Gardener's checklist for fall
What to do in your garden in the fall
- Compost disease-free annuals and vegetable crops that have finished producing.
- Clean up diseased and damaged plant materials so the pathogens don’t overwinter. Remove dead roots, leaves and stems from your vegetable garden and pick up fallen fruit. Dispose of them in your green can.
- Add compost and soil amendments to your garden; cultivate into soil, but don’t disturb shallow-rooted plants.
- Plant cover crops, like fava beans, crimson clover and vetch, to improve soil structure and fertility in bare vegetable beds.
- Feed azaleas, camellias and rhododendrons with a 0-10-10 fertilizer monthly up to bloom time.
- Visit nurseries to see trees and shrubs with outstanding fall color; determine if there’s a place in your garden that would benefit from one of these selections.
- Plant ornamental grasses, shrubs, perennials, evergreens and groundcovers. Winter rains will help establish sturdy root systems.
- Buy bedding plants for fall and winter color, including calendulas, cyclamen, Iceland poppies, nemesia, osteopermum, pansies, primroses, snapdragons and violas.
- Plant nursery starts of cool-season vegetables.
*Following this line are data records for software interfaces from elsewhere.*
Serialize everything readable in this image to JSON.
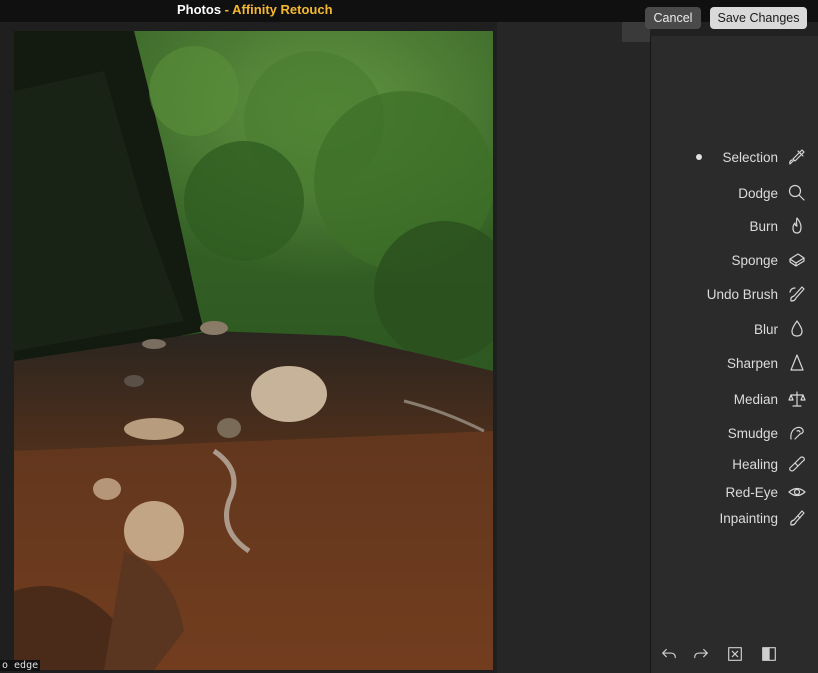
{
  "window": {
    "title_app": "Photos",
    "title_sep": " - ",
    "title_ext": "Affinity Retouch"
  },
  "header": {
    "cancel_label": "Cancel",
    "save_label": "Save Changes"
  },
  "tools": [
    {
      "label": "Selection",
      "icon": "selection-brush-icon",
      "selected": true
    },
    {
      "label": "Dodge",
      "icon": "magnifier-icon"
    },
    {
      "label": "Burn",
      "icon": "flame-icon"
    },
    {
      "label": "Sponge",
      "icon": "sponge-icon"
    },
    {
      "label": "Undo Brush",
      "icon": "undo-brush-icon"
    },
    {
      "label": "Blur",
      "icon": "droplet-icon"
    },
    {
      "label": "Sharpen",
      "icon": "triangle-icon"
    },
    {
      "label": "Median",
      "icon": "scales-icon"
    },
    {
      "label": "Smudge",
      "icon": "finger-icon"
    },
    {
      "label": "Healing",
      "icon": "bandage-icon"
    },
    {
      "label": "Red-Eye",
      "icon": "eye-icon"
    },
    {
      "label": "Inpainting",
      "icon": "inpaint-brush-icon"
    }
  ],
  "footer": {
    "icons": [
      "undo-icon",
      "redo-icon",
      "clear-icon",
      "before-after-icon"
    ]
  },
  "canvas": {
    "edge_text": "o edge"
  },
  "colors": {
    "accent": "#f5b830",
    "panel": "#2b2b2b"
  }
}
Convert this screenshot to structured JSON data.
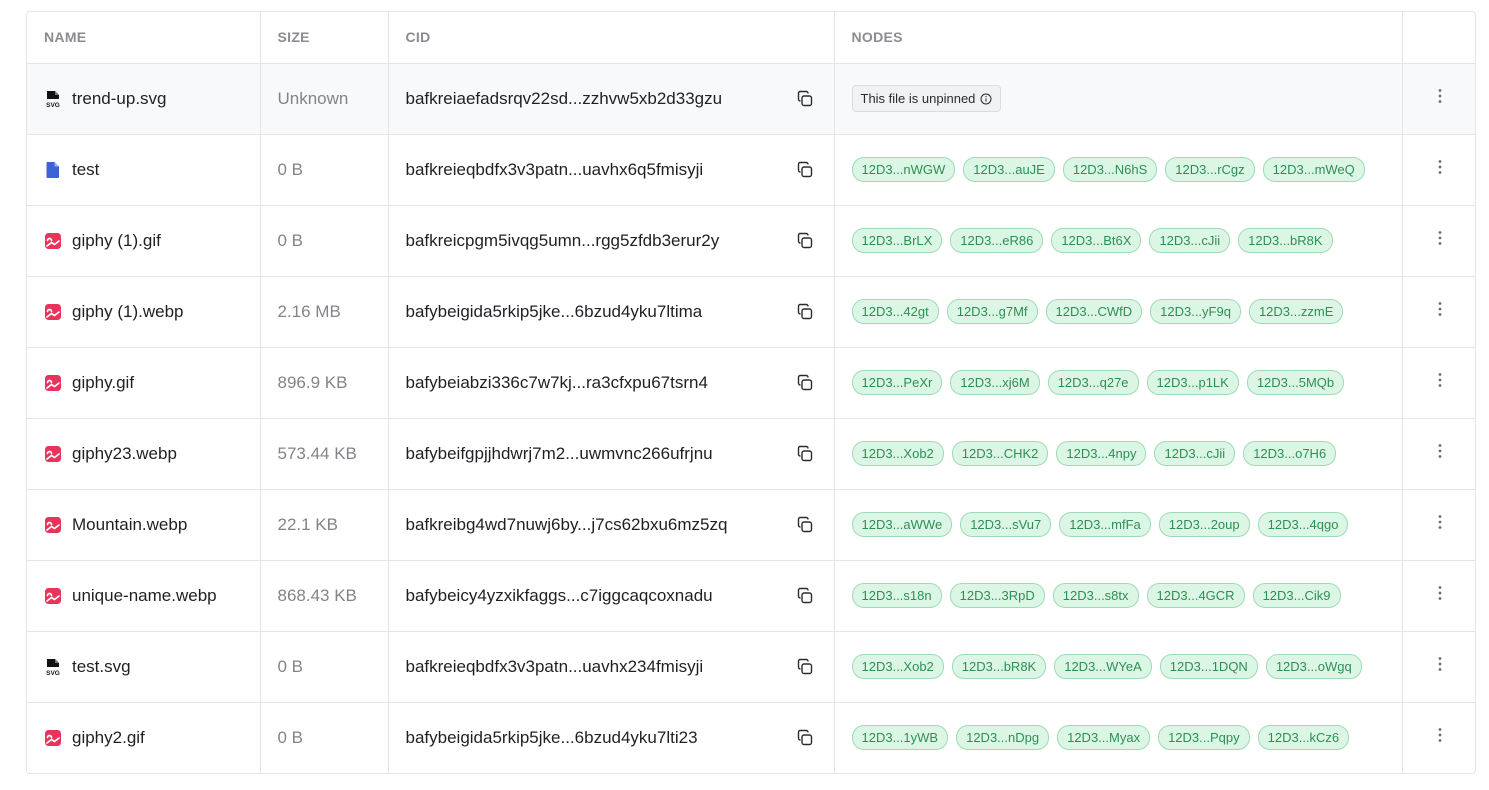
{
  "columns": {
    "name": "NAME",
    "size": "SIZE",
    "cid": "CID",
    "nodes": "NODES"
  },
  "colors": {
    "accent_pill": "#dcf6e5",
    "pill_text": "#2e8f55",
    "image_icon": "#e8345a",
    "doc_icon": "#3b63d6"
  },
  "rows": [
    {
      "name": "trend-up.svg",
      "icon": "svg-file-icon",
      "size": "Unknown",
      "cid": "bafkreiaefadsrqv22sd...zzhvw5xb2d33gzu",
      "unpinned": "This file is unpinned",
      "nodes": []
    },
    {
      "name": "test",
      "icon": "document-icon",
      "size": "0 B",
      "cid": "bafkreieqbdfx3v3patn...uavhx6q5fmisyji",
      "nodes": [
        "12D3...nWGW",
        "12D3...auJE",
        "12D3...N6hS",
        "12D3...rCgz",
        "12D3...mWeQ"
      ]
    },
    {
      "name": "giphy (1).gif",
      "icon": "image-icon",
      "size": "0 B",
      "cid": "bafkreicpgm5ivqg5umn...rgg5zfdb3erur2y",
      "nodes": [
        "12D3...BrLX",
        "12D3...eR86",
        "12D3...Bt6X",
        "12D3...cJii",
        "12D3...bR8K"
      ]
    },
    {
      "name": "giphy (1).webp",
      "icon": "image-icon",
      "size": "2.16 MB",
      "cid": "bafybeigida5rkip5jke...6bzud4yku7ltima",
      "nodes": [
        "12D3...42gt",
        "12D3...g7Mf",
        "12D3...CWfD",
        "12D3...yF9q",
        "12D3...zzmE"
      ]
    },
    {
      "name": "giphy.gif",
      "icon": "image-icon",
      "size": "896.9 KB",
      "cid": "bafybeiabzi336c7w7kj...ra3cfxpu67tsrn4",
      "nodes": [
        "12D3...PeXr",
        "12D3...xj6M",
        "12D3...q27e",
        "12D3...p1LK",
        "12D3...5MQb"
      ]
    },
    {
      "name": "giphy23.webp",
      "icon": "image-icon",
      "size": "573.44 KB",
      "cid": "bafybeifgpjjhdwrj7m2...uwmvnc266ufrjnu",
      "nodes": [
        "12D3...Xob2",
        "12D3...CHK2",
        "12D3...4npy",
        "12D3...cJii",
        "12D3...o7H6"
      ]
    },
    {
      "name": "Mountain.webp",
      "icon": "image-icon",
      "size": "22.1 KB",
      "cid": "bafkreibg4wd7nuwj6by...j7cs62bxu6mz5zq",
      "nodes": [
        "12D3...aWWe",
        "12D3...sVu7",
        "12D3...mfFa",
        "12D3...2oup",
        "12D3...4qgo"
      ]
    },
    {
      "name": "unique-name.webp",
      "icon": "image-icon",
      "size": "868.43 KB",
      "cid": "bafybeicy4yzxikfaggs...c7iggcaqcoxnadu",
      "nodes": [
        "12D3...s18n",
        "12D3...3RpD",
        "12D3...s8tx",
        "12D3...4GCR",
        "12D3...Cik9"
      ]
    },
    {
      "name": "test.svg",
      "icon": "svg-file-icon",
      "size": "0 B",
      "cid": "bafkreieqbdfx3v3patn...uavhx234fmisyji",
      "nodes": [
        "12D3...Xob2",
        "12D3...bR8K",
        "12D3...WYeA",
        "12D3...1DQN",
        "12D3...oWgq"
      ]
    },
    {
      "name": "giphy2.gif",
      "icon": "image-icon",
      "size": "0 B",
      "cid": "bafybeigida5rkip5jke...6bzud4yku7lti23",
      "nodes": [
        "12D3...1yWB",
        "12D3...nDpg",
        "12D3...Myax",
        "12D3...Pqpy",
        "12D3...kCz6"
      ]
    }
  ]
}
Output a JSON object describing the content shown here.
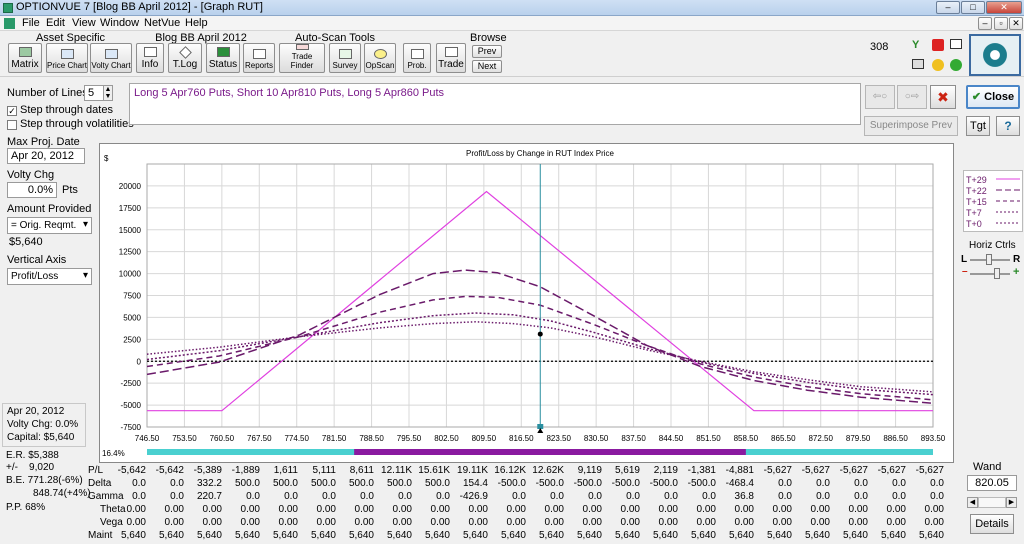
{
  "window": {
    "title": "OPTIONVUE 7  [Blog BB April 2012] - [Graph RUT]",
    "min": "–",
    "max": "□",
    "close": "✕"
  },
  "menu": {
    "items": [
      "File",
      "Edit",
      "View",
      "Window",
      "NetVue",
      "Help"
    ],
    "child_min": "–",
    "child_restore": "▫",
    "child_close": "✕"
  },
  "toolbar": {
    "groups": [
      "Asset Specific",
      "Blog BB April 2012",
      "Auto-Scan Tools",
      "Browse"
    ],
    "buttons": [
      "Matrix",
      "Price Chart",
      "Volty Chart",
      "Info",
      "T.Log",
      "Status",
      "Reports",
      "Trade Finder",
      "Survey",
      "OpScan",
      "Prob.",
      "Trade"
    ],
    "prev": "Prev",
    "next": "Next",
    "count": "308"
  },
  "left": {
    "num_lines_label": "Number of Lines",
    "num_lines_value": "5",
    "step_dates": "Step through dates",
    "step_vols": "Step through volatilities",
    "max_proj_label": "Max Proj. Date",
    "max_proj_value": "Apr 20, 2012",
    "volty_label": "Volty Chg",
    "volty_value": "0.0%",
    "volty_unit": "Pts",
    "amount_label": "Amount Provided",
    "amount_value": "= Orig. Reqmt.",
    "amount_amt": "$5,640",
    "vaxis_label": "Vertical Axis",
    "vaxis_value": "Profit/Loss",
    "info_date": "Apr 20, 2012",
    "info_volty": "Volty Chg:  0.0%",
    "info_capital": "Capital:  $5,640",
    "er": "E.R. $5,388",
    "pm": "+/-    9,020",
    "be1": "B.E. 771.28(-6%)",
    "be2": "848.74(+4%)",
    "pp": "P.P.  68%"
  },
  "position_text": "Long 5 Apr760 Puts, Short 10 Apr810 Puts, Long 5 Apr860 Puts",
  "right": {
    "close": "Close",
    "superimpose": "Superimpose Prev",
    "tgt": "Tgt",
    "help": "?",
    "horiz": "Horiz Ctrls",
    "L": "L",
    "R": "R",
    "minus": "–",
    "plus": "+",
    "wand": "Wand",
    "wand_value": "820.05",
    "details": "Details",
    "prev_arrow": "⇦○",
    "next_arrow": "○⇨",
    "x": "✖"
  },
  "legend": [
    {
      "label": "T+29",
      "style": "solid"
    },
    {
      "label": "T+22",
      "style": "longdash"
    },
    {
      "label": "T+15",
      "style": "dash"
    },
    {
      "label": "T+7",
      "style": "dot"
    },
    {
      "label": "T+0",
      "style": "dot"
    }
  ],
  "chart_data": {
    "type": "line",
    "title": "Profit/Loss by Change in RUT Index Price",
    "ylabel": "$",
    "xlabel": "",
    "ylim": [
      -7500,
      22500
    ],
    "xlim": [
      746.5,
      893.5
    ],
    "yticks": [
      "20000",
      "17500",
      "15000",
      "12500",
      "10000",
      "7500",
      "5000",
      "2500",
      "0",
      "-2500",
      "-5000",
      "-7500"
    ],
    "xticks": [
      "746.50",
      "753.50",
      "760.50",
      "767.50",
      "774.50",
      "781.50",
      "788.50",
      "795.50",
      "802.50",
      "809.50",
      "816.50",
      "823.50",
      "830.50",
      "837.50",
      "844.50",
      "851.50",
      "858.50",
      "865.50",
      "872.50",
      "879.50",
      "886.50",
      "893.50"
    ],
    "wand_x": 820.05,
    "wand_point_y": 3100,
    "pct_label": "16.4%",
    "series": [
      {
        "name": "T+29",
        "color": "#e040e0",
        "points": [
          [
            746.5,
            -5640
          ],
          [
            760.5,
            -5640
          ],
          [
            810,
            19360
          ],
          [
            860,
            -5640
          ],
          [
            893.5,
            -5640
          ]
        ]
      },
      {
        "name": "T+22",
        "color": "#6a1a6a",
        "points": [
          [
            746.5,
            -1500
          ],
          [
            760,
            -100
          ],
          [
            775,
            3000
          ],
          [
            790,
            7600
          ],
          [
            800,
            10000
          ],
          [
            806,
            10400
          ],
          [
            812,
            10100
          ],
          [
            820,
            8500
          ],
          [
            830,
            5200
          ],
          [
            840,
            1800
          ],
          [
            850,
            -600
          ],
          [
            860,
            -2200
          ],
          [
            870,
            -3300
          ],
          [
            880,
            -4100
          ],
          [
            893.5,
            -4800
          ]
        ]
      },
      {
        "name": "T+15",
        "color": "#6a1a6a",
        "points": [
          [
            746.5,
            -600
          ],
          [
            760,
            600
          ],
          [
            775,
            2800
          ],
          [
            790,
            5600
          ],
          [
            800,
            7000
          ],
          [
            806,
            7400
          ],
          [
            812,
            7300
          ],
          [
            820,
            6400
          ],
          [
            830,
            4200
          ],
          [
            840,
            1800
          ],
          [
            850,
            -300
          ],
          [
            860,
            -1800
          ],
          [
            870,
            -2900
          ],
          [
            880,
            -3700
          ],
          [
            893.5,
            -4400
          ]
        ]
      },
      {
        "name": "T+7",
        "color": "#6a1a6a",
        "points": [
          [
            746.5,
            200
          ],
          [
            760,
            1200
          ],
          [
            775,
            2800
          ],
          [
            790,
            4400
          ],
          [
            800,
            5200
          ],
          [
            808,
            5500
          ],
          [
            815,
            5300
          ],
          [
            822,
            4600
          ],
          [
            830,
            3300
          ],
          [
            840,
            1500
          ],
          [
            850,
            -100
          ],
          [
            860,
            -1400
          ],
          [
            870,
            -2400
          ],
          [
            880,
            -3200
          ],
          [
            893.5,
            -3800
          ]
        ]
      },
      {
        "name": "T+0",
        "color": "#6a1a6a",
        "points": [
          [
            746.5,
            800
          ],
          [
            760,
            1600
          ],
          [
            775,
            2800
          ],
          [
            790,
            3800
          ],
          [
            800,
            4300
          ],
          [
            808,
            4500
          ],
          [
            815,
            4300
          ],
          [
            822,
            3800
          ],
          [
            830,
            2800
          ],
          [
            840,
            1300
          ],
          [
            850,
            0
          ],
          [
            860,
            -1200
          ],
          [
            870,
            -2100
          ],
          [
            880,
            -2900
          ],
          [
            893.5,
            -3500
          ]
        ]
      }
    ]
  },
  "table": {
    "labels": [
      "P/L",
      "Delta",
      "Gamma",
      "Theta",
      "Vega",
      "Maint"
    ],
    "rows": [
      [
        "-5,642",
        "-5,642",
        "-5,389",
        "-1,889",
        "1,611",
        "5,111",
        "8,611",
        "12.11K",
        "15.61K",
        "19.11K",
        "16.12K",
        "12.62K",
        "9,119",
        "5,619",
        "2,119",
        "-1,381",
        "-4,881",
        "-5,627",
        "-5,627",
        "-5,627",
        "-5,627",
        "-5,627"
      ],
      [
        "0.0",
        "0.0",
        "332.2",
        "500.0",
        "500.0",
        "500.0",
        "500.0",
        "500.0",
        "500.0",
        "154.4",
        "-500.0",
        "-500.0",
        "-500.0",
        "-500.0",
        "-500.0",
        "-500.0",
        "-468.4",
        "0.0",
        "0.0",
        "0.0",
        "0.0",
        "0.0"
      ],
      [
        "0.0",
        "0.0",
        "220.7",
        "0.0",
        "0.0",
        "0.0",
        "0.0",
        "0.0",
        "0.0",
        "-426.9",
        "0.0",
        "0.0",
        "0.0",
        "0.0",
        "0.0",
        "0.0",
        "36.8",
        "0.0",
        "0.0",
        "0.0",
        "0.0",
        "0.0"
      ],
      [
        "0.00",
        "0.00",
        "0.00",
        "0.00",
        "0.00",
        "0.00",
        "0.00",
        "0.00",
        "0.00",
        "0.00",
        "0.00",
        "0.00",
        "0.00",
        "0.00",
        "0.00",
        "0.00",
        "0.00",
        "0.00",
        "0.00",
        "0.00",
        "0.00",
        "0.00"
      ],
      [
        "0.00",
        "0.00",
        "0.00",
        "0.00",
        "0.00",
        "0.00",
        "0.00",
        "0.00",
        "0.00",
        "0.00",
        "0.00",
        "0.00",
        "0.00",
        "0.00",
        "0.00",
        "0.00",
        "0.00",
        "0.00",
        "0.00",
        "0.00",
        "0.00",
        "0.00"
      ],
      [
        "5,640",
        "5,640",
        "5,640",
        "5,640",
        "5,640",
        "5,640",
        "5,640",
        "5,640",
        "5,640",
        "5,640",
        "5,640",
        "5,640",
        "5,640",
        "5,640",
        "5,640",
        "5,640",
        "5,640",
        "5,640",
        "5,640",
        "5,640",
        "5,640",
        "5,640"
      ]
    ]
  }
}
In foggier microclimates: artichoke (rootstock), fava beans, cabbage, garlic, leeks, peas, spinach, Swiss chard, lettuce, radish (small varieties), shallot sets. In sunnier microclimates: artichoke (rootstock), fava beans, cabbage, cauliflower, Chinese cabbage, garlic sets, leeks, peas, radish (small varieties), spinach, Swiss chard.
- Reseed bare spots in your lawn or install sod. Consider reducing the size of your lawn or removing it entirely to conserve water.
- Dig up corms and tubers of gladiolus, dahlias and tuberous begonias after the foliage dies, if you’ve lost these plants over past winters. Store them in a cool, dry place.
- Put tulip, narcissus and hyacinth bulbs in the refrigerator in breathable bags to pre-chill for six weeks prior to planting. Do not store them with apples, which emit ethylene gas that will sprout the bulbs.
- Start amaryllis, narcissus and paperwhite narcissus bulbs inside for holiday gifts.
- Visit your garden after dark with a flashlight and handpick snails and slugs. Control measures in fall will help reduce populations in spring.
- Reduce your irrigation times significantly as day length shortens and plant growth slows or stops.
- Prepare planting holes now for installing bare-root plants and trees in winter.
- Sow native wildflower seed.
- Plant perennials and evergreens.
- Dig, divide and replant overgrown perennials for more profuse blooms next spring.
- Mulch bare soil to hold in moisture, keep out weeds and prevent compaction by hard rains.
- Plant bulbs for spring color, including daffodils, crocus, freesia and hyacinths.
- Plant garlic and shallot sets.
- Prune dead or broken branches on trees and shrubs.
- Remove the bands of corrugated cardboard used to trap codling moth larvae from around apple tree trunks and dispose of them.
- For larger camellia blooms, remove all but one fat bud from each stem.
- Compost fallen leaves. Layer green and brown materials in your compost pile.
- Create new planting areas by layering sheet mulch (click here for a how-to video) over weed patches or unwanted lawn.
- Turn off your irrigation system for the season; continue to water plants under overhangs.
- Plant any bulbs you’ve pre-chilled as soon as you’ve removed them from the refrigerator.
- Cover open compost bins with a tarp when the rains begin.
- If frost is predicted, cover sensitive garden plants such as citrus, fuchsia and succulents or move them under a sheltering overhang. Use stakes around the plants to suspend the covering material so it doesn’t touch the foliage.
- Clean your tools—remove all soil and wash them with a 10 percent bleach solution to avoid spreading diseases. After drying them completely, apply a light layer of vegetable oil to prevent rusting.
- Sharpen your tools.
- Take cuttings of succulents and create small container gardens for holiday gifts.
- Bring trimmed bare branches indoors for a unique decorative element.
- Tour your landscape during a heavy rainfall. See where water is coming off your house and where there are eroding torrents. Think about ways to slow, spread and sink the rain.
Faith Brown, Elizabeth Finley, Dot Zanotti Ingels, Diane Lynch, Marie Narlock
A Gardener's Companion 2011 by the UCCE Placer County Master Gardeners, Golden Gate Gardening by Pam Peirce